[Data records for software interfaces]
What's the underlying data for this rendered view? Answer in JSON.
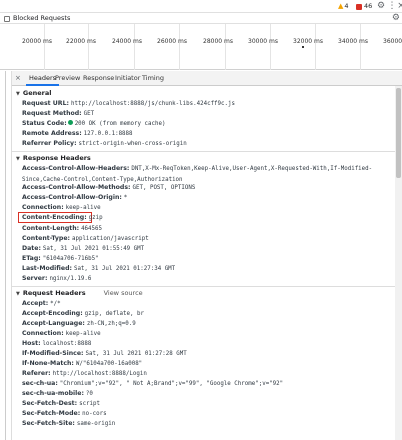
{
  "topbar": {
    "warnings_count": "4",
    "errors_count": "46",
    "settings_icon": "gear-icon",
    "menu_icon": "kebab-menu-icon",
    "close_icon": "close-icon"
  },
  "filterbar": {
    "blocked_requests_label": "Blocked Requests",
    "blocked_requests_checked": false,
    "settings_icon": "gear-icon"
  },
  "timeline": {
    "ticks": [
      "20000 ms",
      "22000 ms",
      "24000 ms",
      "26000 ms",
      "28000 ms",
      "30000 ms",
      "32000 ms",
      "34000 ms",
      "36000 m"
    ]
  },
  "tabs": {
    "close": "×",
    "items": [
      "Headers",
      "Preview",
      "Response",
      "Initiator",
      "Timing"
    ],
    "active": "Headers"
  },
  "general": {
    "title": "General",
    "rows": [
      {
        "k": "Request URL:",
        "v": "http://localhost:8888/js/chunk-libs.424cff9c.js"
      },
      {
        "k": "Request Method:",
        "v": "GET"
      },
      {
        "k": "Status Code:",
        "v": "200 OK (from memory cache)"
      },
      {
        "k": "Remote Address:",
        "v": "127.0.0.1:8888"
      },
      {
        "k": "Referrer Policy:",
        "v": "strict-origin-when-cross-origin"
      }
    ]
  },
  "response_headers": {
    "title": "Response Headers",
    "rows": [
      {
        "k": "Access-Control-Allow-Headers:",
        "v": "DNT,X-Mx-ReqToken,Keep-Alive,User-Agent,X-Requested-With,If-Modified-Since,Cache-Control,Content-Type,Authorization"
      },
      {
        "k": "Access-Control-Allow-Methods:",
        "v": "GET, POST, OPTIONS"
      },
      {
        "k": "Access-Control-Allow-Origin:",
        "v": "*"
      },
      {
        "k": "Connection:",
        "v": "keep-alive"
      },
      {
        "k": "Content-Encoding:",
        "v": "gzip"
      },
      {
        "k": "Content-Length:",
        "v": "464565"
      },
      {
        "k": "Content-Type:",
        "v": "application/javascript"
      },
      {
        "k": "Date:",
        "v": "Sat, 31 Jul 2021 01:55:49 GMT"
      },
      {
        "k": "ETag:",
        "v": "\"6104a706-716b5\""
      },
      {
        "k": "Last-Modified:",
        "v": "Sat, 31 Jul 2021 01:27:34 GMT"
      },
      {
        "k": "Server:",
        "v": "nginx/1.19.6"
      }
    ]
  },
  "request_headers": {
    "title": "Request Headers",
    "view_source": "View source",
    "rows": [
      {
        "k": "Accept:",
        "v": "*/*"
      },
      {
        "k": "Accept-Encoding:",
        "v": "gzip, deflate, br"
      },
      {
        "k": "Accept-Language:",
        "v": "zh-CN,zh;q=0.9"
      },
      {
        "k": "Connection:",
        "v": "keep-alive"
      },
      {
        "k": "Host:",
        "v": "localhost:8888"
      },
      {
        "k": "If-Modified-Since:",
        "v": "Sat, 31 Jul 2021 01:27:28 GMT"
      },
      {
        "k": "If-None-Match:",
        "v": "W/\"6104a700-16a008\""
      },
      {
        "k": "Referer:",
        "v": "http://localhost:8888/Login"
      },
      {
        "k": "sec-ch-ua:",
        "v": "\"Chromium\";v=\"92\", \" Not A;Brand\";v=\"99\", \"Google Chrome\";v=\"92\""
      },
      {
        "k": "sec-ch-ua-mobile:",
        "v": "?0"
      },
      {
        "k": "Sec-Fetch-Dest:",
        "v": "script"
      },
      {
        "k": "Sec-Fetch-Mode:",
        "v": "no-cors"
      },
      {
        "k": "Sec-Fetch-Site:",
        "v": "same-origin"
      }
    ]
  },
  "colors": {
    "accent": "#1a73e8",
    "status_ok": "#0f9d58",
    "highlight": "#d93025",
    "warning": "#f4a400"
  }
}
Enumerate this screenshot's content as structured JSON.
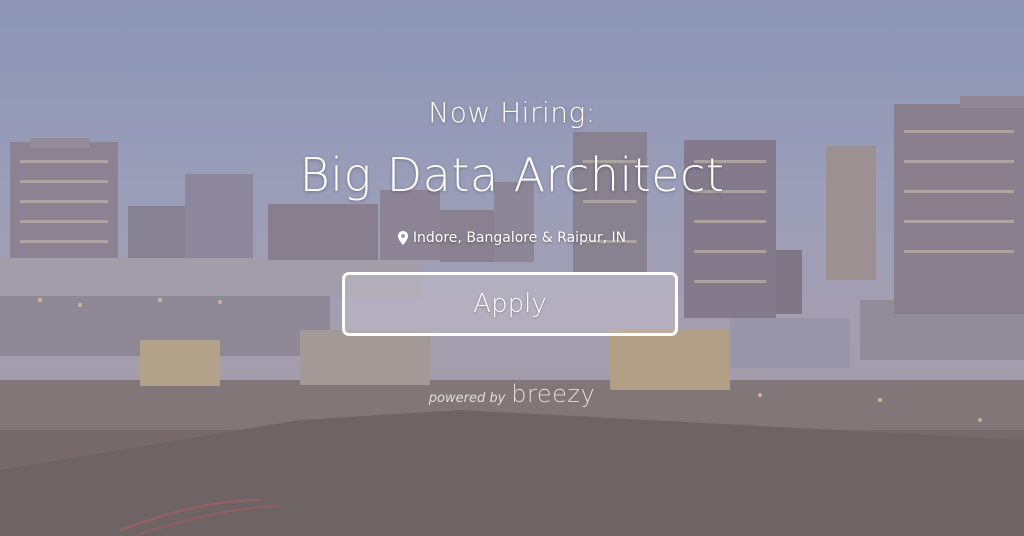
{
  "hero": {
    "hiring_label": "Now Hiring:",
    "job_title": "Big Data Architect",
    "location": "Indore, Bangalore & Raipur, IN",
    "apply_label": "Apply",
    "powered_by": "powered by",
    "brand": "breezy",
    "location_icon": "map-pin-icon",
    "accent_color": "#ffffff"
  }
}
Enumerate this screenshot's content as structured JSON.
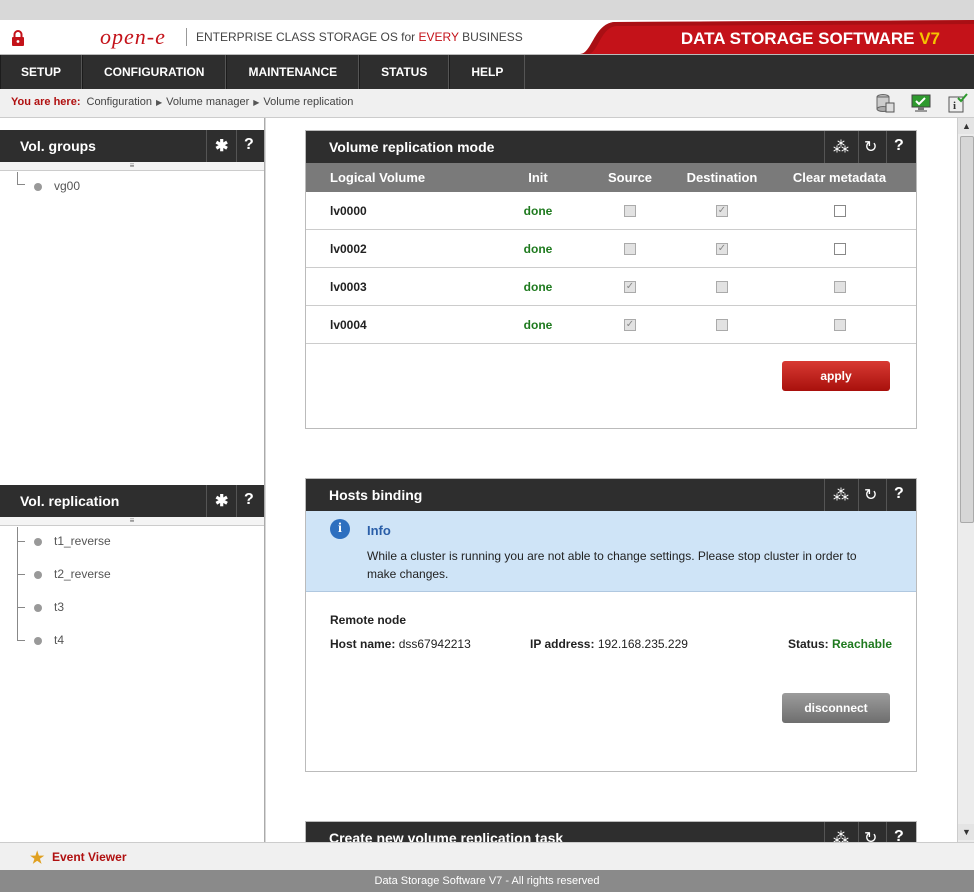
{
  "header": {
    "logo": "open-e",
    "tagline_pre": "ENTERPRISE CLASS STORAGE OS for ",
    "tagline_em": "EVERY",
    "tagline_post": " BUSINESS",
    "brand": "DATA STORAGE SOFTWARE ",
    "brand_version": "V7"
  },
  "nav": [
    "SETUP",
    "CONFIGURATION",
    "MAINTENANCE",
    "STATUS",
    "HELP"
  ],
  "breadcrumb": {
    "prefix": "You are here:",
    "items": [
      "Configuration",
      "Volume manager",
      "Volume replication"
    ]
  },
  "vol_groups": {
    "title": "Vol. groups",
    "items": [
      "vg00"
    ]
  },
  "vol_replication": {
    "title": "Vol. replication",
    "items": [
      "t1_reverse",
      "t2_reverse",
      "t3",
      "t4"
    ]
  },
  "replication_mode": {
    "title": "Volume replication mode",
    "columns": [
      "Logical Volume",
      "Init",
      "Source",
      "Destination",
      "Clear metadata"
    ],
    "rows": [
      {
        "lv": "lv0000",
        "init": "done",
        "source": false,
        "destination": true,
        "clear": false
      },
      {
        "lv": "lv0002",
        "init": "done",
        "source": false,
        "destination": true,
        "clear": false
      },
      {
        "lv": "lv0003",
        "init": "done",
        "source": true,
        "destination": false,
        "clear": false
      },
      {
        "lv": "lv0004",
        "init": "done",
        "source": true,
        "destination": false,
        "clear": false
      }
    ],
    "apply_label": "apply"
  },
  "hosts_binding": {
    "title": "Hosts binding",
    "info_title": "Info",
    "info_text": "While a cluster is running you are not able to change settings. Please stop cluster in order to make changes.",
    "remote_node_label": "Remote node",
    "host_name_label": "Host name",
    "host_name": "dss67942213",
    "ip_label": "IP address",
    "ip": "192.168.235.229",
    "status_label": "Status",
    "status": "Reachable",
    "disconnect_label": "disconnect"
  },
  "new_task": {
    "title": "Create new volume replication task"
  },
  "event_viewer": "Event Viewer",
  "footer": "Data Storage Software V7 - All rights reserved",
  "colors": {
    "accent": "#c41219",
    "ok": "#1f7a1f",
    "bar": "#2e2e2e"
  }
}
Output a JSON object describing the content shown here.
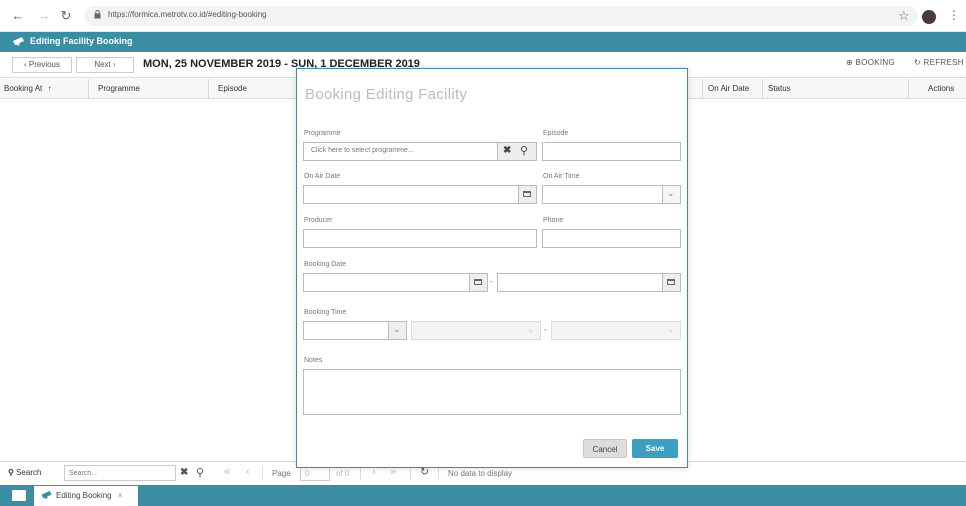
{
  "browser": {
    "url": "https://formica.metrotv.co.id/#editing-booking"
  },
  "app": {
    "title": "Editing Facility Booking"
  },
  "toolbar": {
    "previous_label": "Previous",
    "next_label": "Next",
    "week_title": "MON, 25 NOVEMBER 2019 - SUN, 1 DECEMBER 2019",
    "booking_label": "BOOKING",
    "refresh_label": "REFRESH"
  },
  "grid": {
    "columns": [
      "Booking At",
      "Programme",
      "Episode",
      "On Air Date",
      "Status",
      "Actions"
    ]
  },
  "modal": {
    "title": "Booking Editing Facility",
    "programme_label": "Programme",
    "programme_placeholder": "Click here to select programme...",
    "episode_label": "Episode",
    "on_air_date_label": "On Air Date",
    "on_air_time_label": "On Air Time",
    "producer_label": "Producer",
    "phone_label": "Phone",
    "booking_date_label": "Booking Date",
    "booking_time_label": "Booking Time",
    "notes_label": "Notes",
    "range_separator": "-",
    "cancel_label": "Cancel",
    "save_label": "Save"
  },
  "pager": {
    "search_label": "Search",
    "search_placeholder": "Search...",
    "page_label": "Page",
    "page_value": "0",
    "of_label": "of 0",
    "status_text": "No data to display"
  },
  "taskbar": {
    "tab_label": "Editing Booking",
    "close_glyph": "×"
  },
  "colors": {
    "brand": "#3a8da3",
    "save_button": "#3a9fc0"
  }
}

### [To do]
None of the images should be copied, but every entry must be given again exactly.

### [Response]
What's the underlying data for this rendered view? Answer in JSON.
{
  "topbar": {
    "warnings_count": "4",
    "errors_count": "46",
    "settings_icon": "gear-icon",
    "menu_icon": "kebab-menu-icon",
    "close_icon": "close-icon"
  },
  "filterbar": {
    "blocked_requests_label": "Blocked Requests",
    "blocked_requests_checked": false,
    "settings_icon": "gear-icon"
  },
  "timeline": {
    "ticks": [
      "20000 ms",
      "22000 ms",
      "24000 ms",
      "26000 ms",
      "28000 ms",
      "30000 ms",
      "32000 ms",
      "34000 ms",
      "36000 m"
    ]
  },
  "tabs": {
    "close": "×",
    "items": [
      "Headers",
      "Preview",
      "Response",
      "Initiator",
      "Timing"
    ],
    "active": "Headers"
  },
  "general": {
    "title": "General",
    "rows": [
      {
        "k": "Request URL:",
        "v": "http://localhost:8888/js/chunk-libs.424cff9c.js"
      },
      {
        "k": "Request Method:",
        "v": "GET"
      },
      {
        "k": "Status Code:",
        "v": "200 OK (from memory cache)"
      },
      {
        "k": "Remote Address:",
        "v": "127.0.0.1:8888"
      },
      {
        "k": "Referrer Policy:",
        "v": "strict-origin-when-cross-origin"
      }
    ]
  },
  "response_headers": {
    "title": "Response Headers",
    "rows": [
      {
        "k": "Access-Control-Allow-Headers:",
        "v": "DNT,X-Mx-ReqToken,Keep-Alive,User-Agent,X-Requested-With,If-Modified-Since,Cache-Control,Content-Type,Authorization"
      },
      {
        "k": "Access-Control-Allow-Methods:",
        "v": "GET, POST, OPTIONS"
      },
      {
        "k": "Access-Control-Allow-Origin:",
        "v": "*"
      },
      {
        "k": "Connection:",
        "v": "keep-alive"
      },
      {
        "k": "Content-Encoding:",
        "v": "gzip"
      },
      {
        "k": "Content-Length:",
        "v": "464565"
      },
      {
        "k": "Content-Type:",
        "v": "application/javascript"
      },
      {
        "k": "Date:",
        "v": "Sat, 31 Jul 2021 01:55:49 GMT"
      },
      {
        "k": "ETag:",
        "v": "\"6104a706-716b5\""
      },
      {
        "k": "Last-Modified:",
        "v": "Sat, 31 Jul 2021 01:27:34 GMT"
      },
      {
        "k": "Server:",
        "v": "nginx/1.19.6"
      }
    ]
  },
  "request_headers": {
    "title": "Request Headers",
    "view_source": "View source",
    "rows": [
      {
        "k": "Accept:",
        "v": "*/*"
      },
      {
        "k": "Accept-Encoding:",
        "v": "gzip, deflate, br"
      },
      {
        "k": "Accept-Language:",
        "v": "zh-CN,zh;q=0.9"
      },
      {
        "k": "Connection:",
        "v": "keep-alive"
      },
      {
        "k": "Host:",
        "v": "localhost:8888"
      },
      {
        "k": "If-Modified-Since:",
        "v": "Sat, 31 Jul 2021 01:27:28 GMT"
      },
      {
        "k": "If-None-Match:",
        "v": "W/\"6104a700-16a008\""
      },
      {
        "k": "Referer:",
        "v": "http://localhost:8888/Login"
      },
      {
        "k": "sec-ch-ua:",
        "v": "\"Chromium\";v=\"92\", \" Not A;Brand\";v=\"99\", \"Google Chrome\";v=\"92\""
      },
      {
        "k": "sec-ch-ua-mobile:",
        "v": "?0"
      },
      {
        "k": "Sec-Fetch-Dest:",
        "v": "script"
      },
      {
        "k": "Sec-Fetch-Mode:",
        "v": "no-cors"
      },
      {
        "k": "Sec-Fetch-Site:",
        "v": "same-origin"
      }
    ]
  },
  "colors": {
    "accent": "#1a73e8",
    "status_ok": "#0f9d58",
    "highlight": "#d93025",
    "warning": "#f4a400"
  }
}
Enumerate this screenshot's content as structured JSON.
{
  "hero": {
    "hiring_label": "Now Hiring:",
    "job_title": "Big Data Architect",
    "location": "Indore, Bangalore & Raipur, IN",
    "apply_label": "Apply",
    "powered_by": "powered by",
    "brand": "breezy",
    "location_icon": "map-pin-icon",
    "accent_color": "#ffffff"
  }
}
Enumerate this screenshot's content as structured JSON.
{
  "header": {
    "logo": "open-e",
    "tagline_pre": "ENTERPRISE CLASS STORAGE OS for ",
    "tagline_em": "EVERY",
    "tagline_post": " BUSINESS",
    "brand": "DATA STORAGE SOFTWARE ",
    "brand_version": "V7"
  },
  "nav": [
    "SETUP",
    "CONFIGURATION",
    "MAINTENANCE",
    "STATUS",
    "HELP"
  ],
  "breadcrumb": {
    "prefix": "You are here:",
    "items": [
      "Configuration",
      "Volume manager",
      "Volume replication"
    ]
  },
  "vol_groups": {
    "title": "Vol. groups",
    "items": [
      "vg00"
    ]
  },
  "vol_replication": {
    "title": "Vol. replication",
    "items": [
      "t1_reverse",
      "t2_reverse",
      "t3",
      "t4"
    ]
  },
  "replication_mode": {
    "title": "Volume replication mode",
    "columns": [
      "Logical Volume",
      "Init",
      "Source",
      "Destination",
      "Clear metadata"
    ],
    "rows": [
      {
        "lv": "lv0000",
        "init": "done",
        "source": false,
        "destination": true,
        "clear": false
      },
      {
        "lv": "lv0002",
        "init": "done",
        "source": false,
        "destination": true,
        "clear": false
      },
      {
        "lv": "lv0003",
        "init": "done",
        "source": true,
        "destination": false,
        "clear": false
      },
      {
        "lv": "lv0004",
        "init": "done",
        "source": true,
        "destination": false,
        "clear": false
      }
    ],
    "apply_label": "apply"
  },
  "hosts_binding": {
    "title": "Hosts binding",
    "info_title": "Info",
    "info_text": "While a cluster is running you are not able to change settings. Please stop cluster in order to make changes.",
    "remote_node_label": "Remote node",
    "host_name_label": "Host name",
    "host_name": "dss67942213",
    "ip_label": "IP address",
    "ip": "192.168.235.229",
    "status_label": "Status",
    "status": "Reachable",
    "disconnect_label": "disconnect"
  },
  "new_task": {
    "title": "Create new volume replication task"
  },
  "event_viewer": "Event Viewer",
  "footer": "Data Storage Software V7 - All rights reserved",
  "colors": {
    "accent": "#c41219",
    "ok": "#1f7a1f",
    "bar": "#2e2e2e"
  }
}
Output a JSON object describing the content shown here.
{
  "browser": {
    "url": "https://formica.metrotv.co.id/#editing-booking"
  },
  "app": {
    "title": "Editing Facility Booking"
  },
  "toolbar": {
    "previous_label": "Previous",
    "next_label": "Next",
    "week_title": "MON, 25 NOVEMBER 2019 - SUN, 1 DECEMBER 2019",
    "booking_label": "BOOKING",
    "refresh_label": "REFRESH"
  },
  "grid": {
    "columns": [
      "Booking At",
      "Programme",
      "Episode",
      "On Air Date",
      "Status",
      "Actions"
    ]
  },
  "modal": {
    "title": "Booking Editing Facility",
    "programme_label": "Programme",
    "programme_placeholder": "Click here to select programme...",
    "episode_label": "Episode",
    "on_air_date_label": "On Air Date",
    "on_air_time_label": "On Air Time",
    "producer_label": "Producer",
    "phone_label": "Phone",
    "booking_date_label": "Booking Date",
    "booking_time_label": "Booking Time",
    "notes_label": "Notes",
    "range_separator": "-",
    "cancel_label": "Cancel",
    "save_label": "Save"
  },
  "pager": {
    "search_label": "Search",
    "search_placeholder": "Search...",
    "page_label": "Page",
    "page_value": "0",
    "of_label": "of 0",
    "status_text": "No data to display"
  },
  "taskbar": {
    "tab_label": "Editing Booking",
    "close_glyph": "×"
  },
  "colors": {
    "brand": "#3a8da3",
    "save_button": "#3a9fc0"
  }
}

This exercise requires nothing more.